● **Exercise**:
Every entry that follows should be output exactly, and every image in it left out.

● **Records supplied**:

# # # # #

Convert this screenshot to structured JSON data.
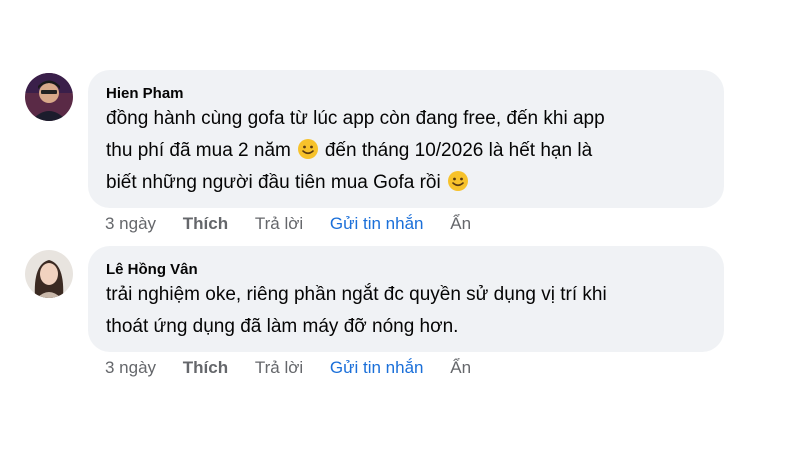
{
  "comments": [
    {
      "author": "Hien Pham",
      "lines": [
        "đồng hành cùng gofa từ lúc app còn đang free, đến khi app",
        "thu phí đã mua 2 năm",
        "đến tháng 10/2026 là hết hạn là",
        "biết những người đầu tiên mua Gofa rồi"
      ],
      "time": "3 ngày",
      "like": "Thích",
      "reply": "Trả lời",
      "message": "Gửi tin nhắn",
      "hide": "Ẩn",
      "emoji": "slightly-smiling-face-icon"
    },
    {
      "author": "Lê Hồng Vân",
      "lines": [
        "trải nghiệm oke, riêng phần ngắt đc quyền sử dụng vị trí khi",
        "thoát ứng dụng đã làm máy đỡ nóng hơn."
      ],
      "time": "3 ngày",
      "like": "Thích",
      "reply": "Trả lời",
      "message": "Gửi tin nhắn",
      "hide": "Ẩn"
    }
  ],
  "colors": {
    "bubble": "#f0f2f5",
    "meta": "#65676b",
    "link": "#1a6fd9"
  }
}
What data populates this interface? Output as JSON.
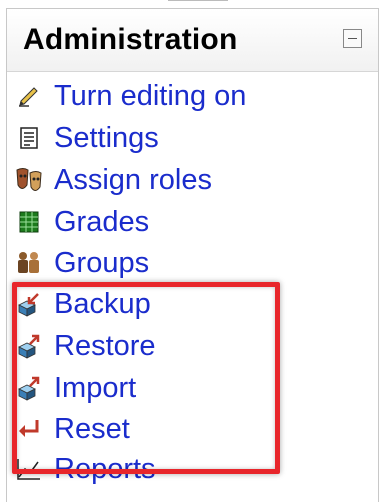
{
  "block": {
    "title": "Administration"
  },
  "menu": {
    "items": [
      {
        "label": "Turn editing on",
        "icon": "pencil-edit-icon"
      },
      {
        "label": "Settings",
        "icon": "settings-document-icon"
      },
      {
        "label": "Assign roles",
        "icon": "roles-masks-icon"
      },
      {
        "label": "Grades",
        "icon": "grades-table-icon"
      },
      {
        "label": "Groups",
        "icon": "groups-people-icon"
      },
      {
        "label": "Backup",
        "icon": "backup-box-icon"
      },
      {
        "label": "Restore",
        "icon": "restore-box-icon"
      },
      {
        "label": "Import",
        "icon": "import-box-icon"
      },
      {
        "label": "Reset",
        "icon": "reset-arrow-icon"
      },
      {
        "label": "Reports",
        "icon": "reports-chart-icon"
      }
    ]
  },
  "colors": {
    "link": "#1a2ccc",
    "highlight_border": "#e8262b"
  }
}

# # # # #

● **Answer area**:
Convert this screenshot to structured JSON data.
{
  "comments": [
    {
      "author": "Hien Pham",
      "lines": [
        "đồng hành cùng gofa từ lúc app còn đang free, đến khi app",
        "thu phí đã mua 2 năm",
        "đến tháng 10/2026 là hết hạn là",
        "biết những người đầu tiên mua Gofa rồi"
      ],
      "time": "3 ngày",
      "like": "Thích",
      "reply": "Trả lời",
      "message": "Gửi tin nhắn",
      "hide": "Ẩn",
      "emoji": "slightly-smiling-face-icon"
    },
    {
      "author": "Lê Hồng Vân",
      "lines": [
        "trải nghiệm oke, riêng phần ngắt đc quyền sử dụng vị trí khi",
        "thoát ứng dụng đã làm máy đỡ nóng hơn."
      ],
      "time": "3 ngày",
      "like": "Thích",
      "reply": "Trả lời",
      "message": "Gửi tin nhắn",
      "hide": "Ẩn"
    }
  ],
  "colors": {
    "bubble": "#f0f2f5",
    "meta": "#65676b",
    "link": "#1a6fd9"
  }
}
What data populates this interface? Output as JSON.
{
  "block": {
    "title": "Administration"
  },
  "menu": {
    "items": [
      {
        "label": "Turn editing on",
        "icon": "pencil-edit-icon"
      },
      {
        "label": "Settings",
        "icon": "settings-document-icon"
      },
      {
        "label": "Assign roles",
        "icon": "roles-masks-icon"
      },
      {
        "label": "Grades",
        "icon": "grades-table-icon"
      },
      {
        "label": "Groups",
        "icon": "groups-people-icon"
      },
      {
        "label": "Backup",
        "icon": "backup-box-icon"
      },
      {
        "label": "Restore",
        "icon": "restore-box-icon"
      },
      {
        "label": "Import",
        "icon": "import-box-icon"
      },
      {
        "label": "Reset",
        "icon": "reset-arrow-icon"
      },
      {
        "label": "Reports",
        "icon": "reports-chart-icon"
      }
    ]
  },
  "colors": {
    "link": "#1a2ccc",
    "highlight_border": "#e8262b"
  }
}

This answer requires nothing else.